  19. ^ Official Report of the Proceedings And Debates In the Convention Assembled At Frankfort, On the Eighth Day of September, 1890, to Adopt, Amend, Or Change the Constitution of the State of Kentucky. Frankfort, Kentucky: E. P. Johnson, printer to the Convention. 1891. p. 25. hdl:2027/njp.32101079239008.
  20. ^ Newspaper article, Death Has Gripped Gen. Cassius Clay Archived November 4, 2012, at the Wayback Machine, Atlanta Constitution, July 23, 1903
  21. ^ Harnden, Toby (June 13, 2016). "Muhammad Ali Never Knew Grandfather Was Jailed for 25-Cent Murder". Real Clear Politics. Retrieved December 15, 2019.
  22. ^ Anna Rohleder. "Muhammad Ali's Boxing Day Gloves". Forbes. Archived from the original on October 4, 2008. Retrieved August 6, 2008.
  23. ^ "Muhammad Ali" Archived January 17, 2011, at the Wayback Machine, Biography Online
  24. ^ "From the Vietnam war to Islam – the key chapters in Ali’s life", Kevin Mitchell, The Guardian, June 4, 2016] Archived February 2, 2018, at the Wayback Machine, accessed February 1, 2018
  25. ^ "History website, Muhammad Ali: "Cassius Clay is my slave name"". BBC. Retrieved July 2, 2013.
  26. ^ https://news.yale.edu/2016/06/09/muhammad-ali-originally-named-ardent-abolitionist-and-yale-alumnus-cassius-clay. Muhammad Ali originally named for ardent abolitionist and Yale alumnus Cassius Clay. http://news.yale.edu/. Susan Gonzalez. Date: june 9, 2016.
  27. ^ https://archive.nytimes.com/www.nytimes.com/books/98/10/25/specials/ali-heritage. Heritage of a Heavyweight. http://nytimes.com/. John Egerton. Accessed: March 18, 2020.
Attribution
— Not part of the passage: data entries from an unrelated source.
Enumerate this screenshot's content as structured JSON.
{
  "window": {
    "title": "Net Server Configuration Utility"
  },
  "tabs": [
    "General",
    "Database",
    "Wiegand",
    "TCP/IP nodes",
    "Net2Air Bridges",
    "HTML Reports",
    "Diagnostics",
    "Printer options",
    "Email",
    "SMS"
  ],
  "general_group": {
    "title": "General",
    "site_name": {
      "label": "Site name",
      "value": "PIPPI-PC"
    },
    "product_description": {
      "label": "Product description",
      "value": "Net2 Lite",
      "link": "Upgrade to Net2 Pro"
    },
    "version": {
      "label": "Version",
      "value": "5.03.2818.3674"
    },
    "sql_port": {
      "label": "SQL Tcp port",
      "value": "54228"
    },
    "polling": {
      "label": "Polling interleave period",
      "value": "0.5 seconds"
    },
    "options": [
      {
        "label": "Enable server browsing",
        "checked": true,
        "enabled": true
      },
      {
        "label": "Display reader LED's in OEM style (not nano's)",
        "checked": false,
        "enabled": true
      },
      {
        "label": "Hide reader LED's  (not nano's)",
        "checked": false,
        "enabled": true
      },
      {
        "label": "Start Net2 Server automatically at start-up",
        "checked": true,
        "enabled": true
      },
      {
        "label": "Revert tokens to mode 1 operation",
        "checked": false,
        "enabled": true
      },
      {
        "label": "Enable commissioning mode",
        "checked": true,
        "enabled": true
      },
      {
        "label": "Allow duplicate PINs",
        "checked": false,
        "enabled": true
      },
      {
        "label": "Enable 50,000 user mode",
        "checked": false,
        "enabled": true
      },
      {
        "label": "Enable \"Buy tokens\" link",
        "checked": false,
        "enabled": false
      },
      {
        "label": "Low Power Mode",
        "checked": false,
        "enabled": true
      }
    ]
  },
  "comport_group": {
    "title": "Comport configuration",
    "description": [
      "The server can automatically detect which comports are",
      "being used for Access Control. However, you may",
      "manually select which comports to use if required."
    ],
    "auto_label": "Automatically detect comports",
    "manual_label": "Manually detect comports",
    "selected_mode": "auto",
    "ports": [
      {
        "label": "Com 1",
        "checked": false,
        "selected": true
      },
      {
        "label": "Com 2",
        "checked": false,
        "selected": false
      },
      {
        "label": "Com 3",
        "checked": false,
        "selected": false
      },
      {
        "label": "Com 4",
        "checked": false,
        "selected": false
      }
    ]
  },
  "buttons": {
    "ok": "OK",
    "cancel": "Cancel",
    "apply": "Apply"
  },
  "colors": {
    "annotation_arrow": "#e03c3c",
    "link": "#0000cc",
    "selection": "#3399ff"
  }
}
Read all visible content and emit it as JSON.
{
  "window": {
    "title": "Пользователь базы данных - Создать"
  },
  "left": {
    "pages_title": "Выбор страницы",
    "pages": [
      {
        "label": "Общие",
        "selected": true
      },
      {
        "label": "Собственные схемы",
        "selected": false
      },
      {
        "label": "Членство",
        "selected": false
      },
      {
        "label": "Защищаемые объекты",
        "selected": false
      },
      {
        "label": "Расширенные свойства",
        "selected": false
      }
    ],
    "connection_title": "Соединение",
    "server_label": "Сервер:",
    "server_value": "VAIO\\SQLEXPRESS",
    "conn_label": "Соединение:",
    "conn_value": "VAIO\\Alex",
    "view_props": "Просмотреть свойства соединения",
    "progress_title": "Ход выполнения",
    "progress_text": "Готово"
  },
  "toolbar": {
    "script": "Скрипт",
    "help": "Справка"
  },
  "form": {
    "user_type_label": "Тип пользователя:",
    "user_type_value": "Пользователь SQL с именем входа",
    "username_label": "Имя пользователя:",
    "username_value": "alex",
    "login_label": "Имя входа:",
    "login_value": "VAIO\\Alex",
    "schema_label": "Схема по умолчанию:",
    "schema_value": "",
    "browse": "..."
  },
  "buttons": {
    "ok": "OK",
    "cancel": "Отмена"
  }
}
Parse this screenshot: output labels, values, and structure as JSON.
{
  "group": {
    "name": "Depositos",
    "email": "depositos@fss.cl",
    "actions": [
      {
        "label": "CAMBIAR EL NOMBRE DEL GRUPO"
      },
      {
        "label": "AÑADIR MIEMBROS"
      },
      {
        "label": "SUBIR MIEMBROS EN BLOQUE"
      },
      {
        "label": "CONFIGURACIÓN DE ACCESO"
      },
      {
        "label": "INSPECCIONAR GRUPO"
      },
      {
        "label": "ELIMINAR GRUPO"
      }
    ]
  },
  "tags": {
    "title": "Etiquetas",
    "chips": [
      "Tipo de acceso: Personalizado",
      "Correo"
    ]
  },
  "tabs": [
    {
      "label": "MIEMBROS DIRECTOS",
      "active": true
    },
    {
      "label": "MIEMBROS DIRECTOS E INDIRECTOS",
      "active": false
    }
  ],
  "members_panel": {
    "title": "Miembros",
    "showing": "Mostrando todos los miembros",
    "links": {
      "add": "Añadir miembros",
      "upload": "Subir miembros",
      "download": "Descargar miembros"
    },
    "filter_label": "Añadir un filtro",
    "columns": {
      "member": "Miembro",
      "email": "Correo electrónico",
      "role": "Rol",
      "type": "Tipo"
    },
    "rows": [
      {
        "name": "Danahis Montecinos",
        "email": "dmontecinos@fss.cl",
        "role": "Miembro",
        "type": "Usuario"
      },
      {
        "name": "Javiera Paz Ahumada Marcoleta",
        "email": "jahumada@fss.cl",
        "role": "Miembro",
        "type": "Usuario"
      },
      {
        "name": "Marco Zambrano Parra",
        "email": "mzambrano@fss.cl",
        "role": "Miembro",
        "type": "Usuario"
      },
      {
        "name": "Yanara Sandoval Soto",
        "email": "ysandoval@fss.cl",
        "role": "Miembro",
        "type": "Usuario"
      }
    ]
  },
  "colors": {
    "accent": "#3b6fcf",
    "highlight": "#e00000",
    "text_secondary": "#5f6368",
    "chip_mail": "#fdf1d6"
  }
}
Chisholm, Hugh, ed. (1911). "Clay, Cassius Marcellus" . Encyclopædia Britannica. 6 (11th ed.). Cambridge University Press. p. 470.

Further reading

External links

Diplomatic posts
Preceded by
John Appleton
United States Ambassador to Russia
March 28, 1861 – June 25, 1862
Succeeded by
Simon Cameron
Preceded by
Simon Cameron
United States Ambassador to Russia
March 11, 1863 – October 1, 1869
Succeeded by
Andrew G. Curtin

Copyright